HOW TO COMPLETE THIS TASK: Across these entries, report how many lines include the string "JSON", with nothing but the number.

STUDY MATERIAL:
--*--

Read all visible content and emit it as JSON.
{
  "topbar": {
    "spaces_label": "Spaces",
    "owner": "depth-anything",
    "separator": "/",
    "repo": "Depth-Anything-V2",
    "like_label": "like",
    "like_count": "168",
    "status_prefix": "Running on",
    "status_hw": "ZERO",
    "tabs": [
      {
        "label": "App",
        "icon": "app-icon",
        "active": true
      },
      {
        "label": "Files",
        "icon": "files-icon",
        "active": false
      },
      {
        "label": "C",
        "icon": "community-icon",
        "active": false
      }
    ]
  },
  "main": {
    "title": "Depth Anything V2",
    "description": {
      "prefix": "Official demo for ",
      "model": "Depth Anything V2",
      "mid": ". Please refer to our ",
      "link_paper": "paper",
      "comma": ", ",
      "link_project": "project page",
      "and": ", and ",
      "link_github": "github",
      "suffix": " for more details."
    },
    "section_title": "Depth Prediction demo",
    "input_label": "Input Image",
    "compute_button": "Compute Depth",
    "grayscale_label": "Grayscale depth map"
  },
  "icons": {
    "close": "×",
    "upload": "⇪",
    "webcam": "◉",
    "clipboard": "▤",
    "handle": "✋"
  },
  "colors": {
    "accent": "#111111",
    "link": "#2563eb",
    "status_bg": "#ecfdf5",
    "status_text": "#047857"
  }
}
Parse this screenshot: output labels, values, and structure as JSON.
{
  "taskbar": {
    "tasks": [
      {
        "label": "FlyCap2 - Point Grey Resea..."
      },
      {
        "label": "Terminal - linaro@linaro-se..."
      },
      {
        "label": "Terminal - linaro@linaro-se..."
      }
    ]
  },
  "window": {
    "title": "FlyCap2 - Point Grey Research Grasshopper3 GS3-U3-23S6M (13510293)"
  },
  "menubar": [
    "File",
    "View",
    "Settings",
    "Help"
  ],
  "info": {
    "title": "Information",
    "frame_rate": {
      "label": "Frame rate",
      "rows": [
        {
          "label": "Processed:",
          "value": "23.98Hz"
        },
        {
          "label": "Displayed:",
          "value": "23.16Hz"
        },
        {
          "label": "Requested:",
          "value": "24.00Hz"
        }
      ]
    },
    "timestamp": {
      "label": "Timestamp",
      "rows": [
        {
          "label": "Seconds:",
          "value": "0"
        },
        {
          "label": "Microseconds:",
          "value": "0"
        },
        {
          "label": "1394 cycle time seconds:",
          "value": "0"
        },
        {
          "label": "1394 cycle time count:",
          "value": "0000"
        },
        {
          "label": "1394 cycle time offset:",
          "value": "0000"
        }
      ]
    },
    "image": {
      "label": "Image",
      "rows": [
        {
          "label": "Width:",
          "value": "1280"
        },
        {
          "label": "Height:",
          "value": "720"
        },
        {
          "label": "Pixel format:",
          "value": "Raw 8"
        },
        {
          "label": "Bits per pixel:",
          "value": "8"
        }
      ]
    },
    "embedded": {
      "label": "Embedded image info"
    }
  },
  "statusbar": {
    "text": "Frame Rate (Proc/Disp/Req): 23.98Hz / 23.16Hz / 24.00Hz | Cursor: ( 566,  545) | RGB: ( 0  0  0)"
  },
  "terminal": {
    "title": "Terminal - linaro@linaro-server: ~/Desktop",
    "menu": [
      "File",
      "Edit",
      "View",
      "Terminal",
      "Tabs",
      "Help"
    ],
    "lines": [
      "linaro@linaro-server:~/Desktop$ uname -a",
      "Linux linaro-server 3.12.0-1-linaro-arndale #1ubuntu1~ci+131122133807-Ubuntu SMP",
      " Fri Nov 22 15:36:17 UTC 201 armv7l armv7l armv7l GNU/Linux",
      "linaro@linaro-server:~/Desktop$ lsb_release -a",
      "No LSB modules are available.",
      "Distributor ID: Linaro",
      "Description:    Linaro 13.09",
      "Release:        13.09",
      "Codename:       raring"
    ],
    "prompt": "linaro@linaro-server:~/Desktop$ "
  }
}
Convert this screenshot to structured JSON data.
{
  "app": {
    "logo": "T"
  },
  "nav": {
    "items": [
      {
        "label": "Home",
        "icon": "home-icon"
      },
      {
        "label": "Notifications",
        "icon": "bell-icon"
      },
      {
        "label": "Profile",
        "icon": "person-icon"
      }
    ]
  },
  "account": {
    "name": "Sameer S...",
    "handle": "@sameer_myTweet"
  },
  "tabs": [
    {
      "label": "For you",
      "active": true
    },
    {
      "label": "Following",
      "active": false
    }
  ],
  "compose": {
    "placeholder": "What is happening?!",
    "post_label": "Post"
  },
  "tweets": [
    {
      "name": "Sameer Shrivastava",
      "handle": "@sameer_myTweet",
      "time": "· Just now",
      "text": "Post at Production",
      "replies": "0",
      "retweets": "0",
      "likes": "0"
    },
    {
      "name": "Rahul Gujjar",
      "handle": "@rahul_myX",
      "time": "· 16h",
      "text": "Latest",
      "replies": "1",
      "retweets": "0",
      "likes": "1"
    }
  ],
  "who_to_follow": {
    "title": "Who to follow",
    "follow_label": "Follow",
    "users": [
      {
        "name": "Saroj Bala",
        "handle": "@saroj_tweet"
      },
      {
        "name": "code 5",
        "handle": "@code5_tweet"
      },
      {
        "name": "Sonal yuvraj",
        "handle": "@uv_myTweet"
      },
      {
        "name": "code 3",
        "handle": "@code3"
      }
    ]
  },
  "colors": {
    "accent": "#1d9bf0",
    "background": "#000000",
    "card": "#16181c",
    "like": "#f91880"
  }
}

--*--

EXPECTED ANSWER: 3